Banner Health expert offers advice on how to protect yourself and your family from gas that can’t be smelt, seen or tasted
“It really is a silent killer. People will start feeling nauseous and think they’re sea sick when they actually have carbon monoxide poisoning.”


(July 19, 2018) – At the height of the summer fun-on-the-water season, a nationally recognized Banner Health expert on boating safety warns that a "silent killer," threatens people enjoying time at a lake or on boat.

Since 2000, unintentional carbon monoxide poisonings have accounted for more than 800 boating-related poisonings in 35 states; 140 of these poisonings resulted in death, according to the Centers for Disease Control and Prevention.

“It really is a silent killer,’’ says Robert Baron, MD, assistant clinical professor of Emergency Medicine at Banner – University Medical Center Phoenix. “People will start feeling nauseous and think they’re sea sick when they actually have carbon monoxide poisoning.”

Baron has studied the effects of carbon monoxide around lakes since the late 1980s, after seeing many deaths at Arizona’s Lake Powell that involved people who weren’t drunk or injured, people who simply fell into the water or lost consciousness while swimming. Baron was involved in the first of the CDC studies looking at the link between carbon-monoxide poisoning and houseboats.

Since then, Baron has worked to educate boaters as well as people who occasionally enjoy lakes to be careful of exposure to carbon monoxide.

Persons with carbon monoxide poisoning often overlook the symptoms (e.g., headache, nausea, dizziness, or confusion), and undetected exposure can be fatal.

The carbon monoxide from a boat can be more dangerous than the gas from cars, Baron says. 

Carbon-monoxide gas can build up in and around a boat in various ways, according to the United States Coast Guard:

  • Poorly ventilated canvas enclosures.
  • Exhaust gas inside enclosed places.
  • Blocked exhaust outlets.
  • Another boat's exhaust.
  • "Station wagon effect" or back drafting. 
  • Moving at slow speeds, idling or stopping. 

About Banner Health

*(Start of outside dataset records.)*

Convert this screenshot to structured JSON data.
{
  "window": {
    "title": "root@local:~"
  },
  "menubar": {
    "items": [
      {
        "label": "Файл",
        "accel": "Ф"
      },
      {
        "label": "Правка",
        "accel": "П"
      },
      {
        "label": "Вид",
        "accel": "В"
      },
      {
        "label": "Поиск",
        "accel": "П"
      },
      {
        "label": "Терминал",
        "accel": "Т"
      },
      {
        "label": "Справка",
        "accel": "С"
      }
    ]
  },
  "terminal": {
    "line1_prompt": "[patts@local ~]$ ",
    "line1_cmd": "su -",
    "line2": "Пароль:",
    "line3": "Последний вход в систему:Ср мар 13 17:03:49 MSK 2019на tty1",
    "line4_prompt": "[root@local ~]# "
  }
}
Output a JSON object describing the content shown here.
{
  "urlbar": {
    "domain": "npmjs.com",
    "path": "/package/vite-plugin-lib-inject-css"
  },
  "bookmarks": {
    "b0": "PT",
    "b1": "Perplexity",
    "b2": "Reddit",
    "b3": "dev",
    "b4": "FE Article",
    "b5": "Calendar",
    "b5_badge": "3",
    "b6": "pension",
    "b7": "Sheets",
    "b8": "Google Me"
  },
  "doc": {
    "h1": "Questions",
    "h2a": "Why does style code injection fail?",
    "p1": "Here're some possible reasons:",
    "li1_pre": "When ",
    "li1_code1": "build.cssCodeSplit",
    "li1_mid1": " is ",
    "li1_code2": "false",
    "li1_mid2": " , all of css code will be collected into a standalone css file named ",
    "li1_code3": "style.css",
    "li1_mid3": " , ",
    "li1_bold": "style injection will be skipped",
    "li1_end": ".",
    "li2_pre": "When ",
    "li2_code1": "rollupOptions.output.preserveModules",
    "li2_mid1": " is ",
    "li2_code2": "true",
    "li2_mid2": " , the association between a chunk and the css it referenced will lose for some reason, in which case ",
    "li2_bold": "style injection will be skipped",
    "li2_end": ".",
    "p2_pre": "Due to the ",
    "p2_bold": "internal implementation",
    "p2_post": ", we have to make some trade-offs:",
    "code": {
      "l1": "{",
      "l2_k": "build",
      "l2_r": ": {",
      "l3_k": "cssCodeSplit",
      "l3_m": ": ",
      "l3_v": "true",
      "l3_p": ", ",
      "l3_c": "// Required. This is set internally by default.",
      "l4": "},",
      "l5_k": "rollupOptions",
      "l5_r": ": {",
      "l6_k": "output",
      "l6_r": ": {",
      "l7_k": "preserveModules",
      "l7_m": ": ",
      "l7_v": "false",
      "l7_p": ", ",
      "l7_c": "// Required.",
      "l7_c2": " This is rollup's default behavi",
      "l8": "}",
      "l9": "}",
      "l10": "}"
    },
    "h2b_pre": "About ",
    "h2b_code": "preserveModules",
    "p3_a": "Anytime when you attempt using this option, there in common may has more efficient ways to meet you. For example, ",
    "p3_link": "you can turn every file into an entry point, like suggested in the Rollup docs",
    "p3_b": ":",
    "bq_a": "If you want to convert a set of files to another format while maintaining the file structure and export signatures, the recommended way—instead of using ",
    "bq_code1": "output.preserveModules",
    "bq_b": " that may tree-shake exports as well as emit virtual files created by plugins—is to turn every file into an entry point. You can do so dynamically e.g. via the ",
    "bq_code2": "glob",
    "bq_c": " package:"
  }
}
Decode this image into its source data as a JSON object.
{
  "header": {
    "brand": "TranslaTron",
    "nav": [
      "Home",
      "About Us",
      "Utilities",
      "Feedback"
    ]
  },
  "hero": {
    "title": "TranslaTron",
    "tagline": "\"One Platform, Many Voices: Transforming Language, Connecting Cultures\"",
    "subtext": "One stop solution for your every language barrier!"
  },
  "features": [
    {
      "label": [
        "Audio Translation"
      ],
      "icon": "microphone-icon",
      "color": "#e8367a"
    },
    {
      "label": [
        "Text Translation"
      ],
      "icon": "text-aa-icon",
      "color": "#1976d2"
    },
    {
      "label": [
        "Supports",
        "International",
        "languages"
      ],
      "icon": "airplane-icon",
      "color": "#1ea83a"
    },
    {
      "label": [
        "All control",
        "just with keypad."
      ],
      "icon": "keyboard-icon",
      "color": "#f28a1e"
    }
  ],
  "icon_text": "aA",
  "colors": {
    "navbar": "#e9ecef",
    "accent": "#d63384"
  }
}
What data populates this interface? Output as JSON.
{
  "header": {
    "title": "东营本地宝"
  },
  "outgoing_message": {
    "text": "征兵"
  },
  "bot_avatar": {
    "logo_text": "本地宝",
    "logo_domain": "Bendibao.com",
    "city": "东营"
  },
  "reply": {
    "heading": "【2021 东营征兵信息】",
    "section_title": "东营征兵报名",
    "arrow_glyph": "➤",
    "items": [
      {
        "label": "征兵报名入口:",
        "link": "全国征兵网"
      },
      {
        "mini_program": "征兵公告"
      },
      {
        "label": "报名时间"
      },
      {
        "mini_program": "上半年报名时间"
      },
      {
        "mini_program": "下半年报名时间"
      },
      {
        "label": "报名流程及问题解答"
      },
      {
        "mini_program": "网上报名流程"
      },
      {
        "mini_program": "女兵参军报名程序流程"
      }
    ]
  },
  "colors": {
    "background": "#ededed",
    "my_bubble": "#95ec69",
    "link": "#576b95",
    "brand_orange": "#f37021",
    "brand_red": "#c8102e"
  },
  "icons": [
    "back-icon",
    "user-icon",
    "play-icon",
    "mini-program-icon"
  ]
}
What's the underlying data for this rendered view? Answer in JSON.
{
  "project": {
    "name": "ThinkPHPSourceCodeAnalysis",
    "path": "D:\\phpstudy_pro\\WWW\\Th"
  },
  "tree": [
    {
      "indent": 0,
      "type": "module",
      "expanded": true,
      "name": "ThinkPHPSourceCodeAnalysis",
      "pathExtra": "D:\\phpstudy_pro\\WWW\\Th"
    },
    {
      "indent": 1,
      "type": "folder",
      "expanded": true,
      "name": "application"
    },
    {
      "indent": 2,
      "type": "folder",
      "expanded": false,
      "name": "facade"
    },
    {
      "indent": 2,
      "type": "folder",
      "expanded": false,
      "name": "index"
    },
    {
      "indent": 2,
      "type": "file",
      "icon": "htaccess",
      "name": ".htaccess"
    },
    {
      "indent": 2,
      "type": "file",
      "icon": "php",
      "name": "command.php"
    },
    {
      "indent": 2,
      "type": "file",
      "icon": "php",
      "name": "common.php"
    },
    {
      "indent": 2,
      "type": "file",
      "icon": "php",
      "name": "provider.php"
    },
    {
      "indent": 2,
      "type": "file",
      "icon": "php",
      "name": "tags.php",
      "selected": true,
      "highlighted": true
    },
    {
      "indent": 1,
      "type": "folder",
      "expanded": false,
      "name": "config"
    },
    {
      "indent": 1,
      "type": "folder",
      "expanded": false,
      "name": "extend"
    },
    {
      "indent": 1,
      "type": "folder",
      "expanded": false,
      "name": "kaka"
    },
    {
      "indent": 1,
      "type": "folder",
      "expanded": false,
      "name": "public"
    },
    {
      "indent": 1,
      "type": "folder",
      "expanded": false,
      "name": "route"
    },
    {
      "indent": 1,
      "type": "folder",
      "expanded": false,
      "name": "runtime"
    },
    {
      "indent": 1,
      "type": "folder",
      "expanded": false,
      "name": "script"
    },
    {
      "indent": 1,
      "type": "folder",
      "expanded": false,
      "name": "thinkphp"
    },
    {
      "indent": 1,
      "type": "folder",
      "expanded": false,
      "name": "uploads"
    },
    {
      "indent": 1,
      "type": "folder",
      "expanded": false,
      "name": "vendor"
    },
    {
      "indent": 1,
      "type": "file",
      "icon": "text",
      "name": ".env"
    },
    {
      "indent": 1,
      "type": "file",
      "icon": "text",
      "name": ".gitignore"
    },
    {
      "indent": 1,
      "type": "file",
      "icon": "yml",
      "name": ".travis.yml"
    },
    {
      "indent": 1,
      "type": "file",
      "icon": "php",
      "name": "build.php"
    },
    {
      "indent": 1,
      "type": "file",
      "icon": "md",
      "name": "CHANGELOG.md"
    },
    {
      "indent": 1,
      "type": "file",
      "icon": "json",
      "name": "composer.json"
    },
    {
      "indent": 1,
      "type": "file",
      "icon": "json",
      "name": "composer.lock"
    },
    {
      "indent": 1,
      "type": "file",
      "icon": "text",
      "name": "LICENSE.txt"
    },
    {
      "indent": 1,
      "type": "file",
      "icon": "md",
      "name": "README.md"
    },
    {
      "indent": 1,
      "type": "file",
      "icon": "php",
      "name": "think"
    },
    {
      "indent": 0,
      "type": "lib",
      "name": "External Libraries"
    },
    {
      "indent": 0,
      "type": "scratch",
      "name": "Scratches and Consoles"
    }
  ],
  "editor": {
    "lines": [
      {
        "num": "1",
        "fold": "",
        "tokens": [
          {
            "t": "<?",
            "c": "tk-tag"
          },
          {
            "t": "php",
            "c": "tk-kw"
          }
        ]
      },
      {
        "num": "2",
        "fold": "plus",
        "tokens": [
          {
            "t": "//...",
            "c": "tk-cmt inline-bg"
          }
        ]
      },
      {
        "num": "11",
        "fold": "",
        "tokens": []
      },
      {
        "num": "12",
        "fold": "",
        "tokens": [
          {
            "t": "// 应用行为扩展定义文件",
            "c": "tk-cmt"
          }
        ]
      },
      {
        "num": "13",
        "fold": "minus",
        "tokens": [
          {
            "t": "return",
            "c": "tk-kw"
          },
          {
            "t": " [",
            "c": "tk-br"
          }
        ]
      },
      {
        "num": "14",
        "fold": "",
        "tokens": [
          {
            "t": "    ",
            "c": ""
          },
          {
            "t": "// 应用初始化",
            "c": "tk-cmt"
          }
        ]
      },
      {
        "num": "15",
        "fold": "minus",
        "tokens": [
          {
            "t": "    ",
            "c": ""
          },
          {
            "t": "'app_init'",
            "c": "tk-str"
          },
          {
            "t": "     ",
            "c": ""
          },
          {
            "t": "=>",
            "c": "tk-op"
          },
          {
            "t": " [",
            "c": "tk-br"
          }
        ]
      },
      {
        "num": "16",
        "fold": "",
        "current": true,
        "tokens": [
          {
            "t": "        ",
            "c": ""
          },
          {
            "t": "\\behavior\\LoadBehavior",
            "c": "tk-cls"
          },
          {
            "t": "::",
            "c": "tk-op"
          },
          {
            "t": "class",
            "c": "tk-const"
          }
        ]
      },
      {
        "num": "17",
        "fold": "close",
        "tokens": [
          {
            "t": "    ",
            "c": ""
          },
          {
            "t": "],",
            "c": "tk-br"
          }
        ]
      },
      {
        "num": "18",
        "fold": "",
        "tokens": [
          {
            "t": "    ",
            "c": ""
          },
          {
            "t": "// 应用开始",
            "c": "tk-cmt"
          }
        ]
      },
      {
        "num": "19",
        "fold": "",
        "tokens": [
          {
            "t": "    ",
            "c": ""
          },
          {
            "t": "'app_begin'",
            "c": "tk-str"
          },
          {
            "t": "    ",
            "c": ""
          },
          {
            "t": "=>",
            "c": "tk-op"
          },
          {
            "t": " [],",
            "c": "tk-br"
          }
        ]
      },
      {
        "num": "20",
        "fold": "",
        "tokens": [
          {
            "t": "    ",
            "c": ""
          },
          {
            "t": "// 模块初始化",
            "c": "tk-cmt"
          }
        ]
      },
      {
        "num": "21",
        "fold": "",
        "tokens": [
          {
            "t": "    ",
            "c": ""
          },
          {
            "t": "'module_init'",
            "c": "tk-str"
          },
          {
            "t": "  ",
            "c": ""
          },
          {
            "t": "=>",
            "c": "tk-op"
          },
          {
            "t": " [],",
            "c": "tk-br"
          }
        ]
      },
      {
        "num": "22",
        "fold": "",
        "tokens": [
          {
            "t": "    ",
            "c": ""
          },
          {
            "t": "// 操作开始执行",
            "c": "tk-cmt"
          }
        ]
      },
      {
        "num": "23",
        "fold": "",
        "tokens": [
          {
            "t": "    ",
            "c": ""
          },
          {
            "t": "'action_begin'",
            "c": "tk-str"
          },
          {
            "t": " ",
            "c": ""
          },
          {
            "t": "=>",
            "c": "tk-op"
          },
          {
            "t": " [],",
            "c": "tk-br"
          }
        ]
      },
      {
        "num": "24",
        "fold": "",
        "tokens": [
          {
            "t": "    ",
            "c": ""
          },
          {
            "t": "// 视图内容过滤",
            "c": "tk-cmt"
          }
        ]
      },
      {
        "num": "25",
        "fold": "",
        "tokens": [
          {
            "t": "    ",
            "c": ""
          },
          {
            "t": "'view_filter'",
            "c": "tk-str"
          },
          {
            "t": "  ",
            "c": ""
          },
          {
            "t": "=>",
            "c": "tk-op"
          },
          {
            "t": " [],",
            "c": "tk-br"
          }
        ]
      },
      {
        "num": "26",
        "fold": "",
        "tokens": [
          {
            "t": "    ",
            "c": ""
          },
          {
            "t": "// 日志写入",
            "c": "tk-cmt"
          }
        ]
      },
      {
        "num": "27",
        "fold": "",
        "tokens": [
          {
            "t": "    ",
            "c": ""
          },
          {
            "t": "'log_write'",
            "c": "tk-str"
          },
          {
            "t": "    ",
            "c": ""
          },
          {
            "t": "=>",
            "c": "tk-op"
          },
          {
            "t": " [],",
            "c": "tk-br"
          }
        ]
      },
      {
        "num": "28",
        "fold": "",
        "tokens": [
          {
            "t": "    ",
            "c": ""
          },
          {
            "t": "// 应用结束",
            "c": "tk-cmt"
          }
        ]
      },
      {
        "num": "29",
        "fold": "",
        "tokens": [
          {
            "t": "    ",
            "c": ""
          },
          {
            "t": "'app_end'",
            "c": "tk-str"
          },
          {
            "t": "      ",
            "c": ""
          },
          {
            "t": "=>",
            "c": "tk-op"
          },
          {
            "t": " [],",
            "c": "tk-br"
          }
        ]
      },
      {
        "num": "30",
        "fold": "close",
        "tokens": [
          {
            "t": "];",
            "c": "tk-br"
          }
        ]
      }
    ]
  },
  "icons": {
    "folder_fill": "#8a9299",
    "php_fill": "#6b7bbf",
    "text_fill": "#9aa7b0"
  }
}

Headquartered in Arizona, Banner Health is one of the largest nonprofit health care systems in the country. The system owns and operates 28 acute-care hospitals, Banner Health Network, Banner – University Medicine, academic and employed physician groups, long-term care centers, outpatient surgery centers and an array of other services; including Banner Urgent Care, family clinics, home care and hospice services, pharmacies and a nursing registry. Banner Health is in six states: Arizona, California, Colorado, Nebraska, Nevada and Wyoming. For more information, visit